Lot 97: William Lumpkins (1909-2000)- Pink Handle
Starting bid: $400
Estimated price: $600-$1,000

The Red Sky” and “Pink Handle” are from a series of never-before-seen artworks by legendary Santa Fe modernist William Lumpkins (1909-2002). The work was recently released from the collection of a Lumpkins family member, and also features a series of serigraphs.

Ed Levin- Kachina- Artfact Auctions

Lot 102: Eli Levin- Kachina (after Louie Ewing)
Starting bid: $175
Estimated value: $400-$600

Contemporary Southwestern painter and printmaker Eli Levin pays tribute to legendary Santa Fe printmaker Louie Ewing (1908-1983) in this silkscreen of a Pueblo kachina doll. In the 1930s, Ewing received a grant from the WPA’s Federal Art Project to pursue printmaking, and is largely responsible for the enduring popularity of printmaking among contemporary Southwestern artists.

Bettina Steinke- Santa Clara Dancer- Artfact Auctions

Lot 106: Bettina Steinke (1913-1999)- Santa Clara Dancer
Starting bid: $50
Estimated value: $400-$500

Bettina Steinke (1913-1999) moved to Taos in the 1950s, where she opened a gallery with her husband and mentored young artists. She moved to Santa Fe in the 1970s. The artist was known for her vivid portraits of the Pueblo people, and was particularly interested in traditional Native dancers. Other historic New Mexico artists featured in the auction include Fremont Ellis, John McHugh and Hannah Holliday Stewart.

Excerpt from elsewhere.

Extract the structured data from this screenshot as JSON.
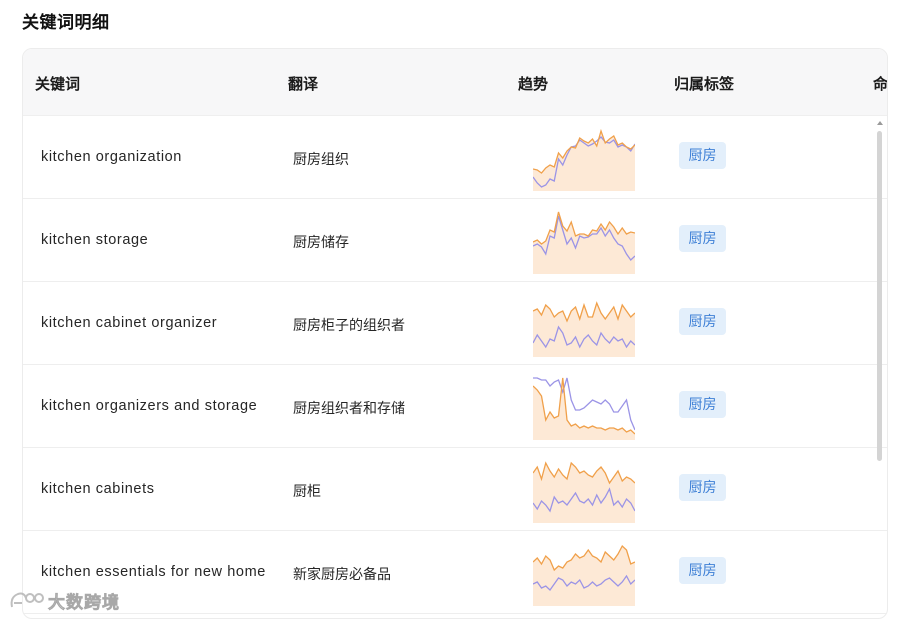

Check out the European, American and Southwestern Art Auction on Artfact to browse all 116 lots, and connect with us on Facebook, Twitter and Pinterest to see more highlights from the sale. The auction ends on November 17 at 7:00 pm.

ART ON PAPER: A (Brief) Visual History of Printmaking

A Visual History of Printmaking on the Matthews Gallery blog

Prehistoric handprints on a cave wall, a Sumerian cylinder seal from ancient Mesopotamia, a woodblock print from the Chinese Diamond Sutra, a page of the Gutenberg Bible, a woodcut from the Ars moriendi, an etching by Albrecht Durer, a stencil print on silk from the Japanese Edo Period, an intaglio print by Rembrandt, a lithograph of Aloys Senefelder, an etching by Whistler, an offset lithograph by the New York Times company and an aquatint and etching by Pablo Picasso!

What does it all mean? Come to Matthews Gallery’s ART ON PAPER: Fine Art Prints reception on Friday, October 25 from 5-7 pm to find out.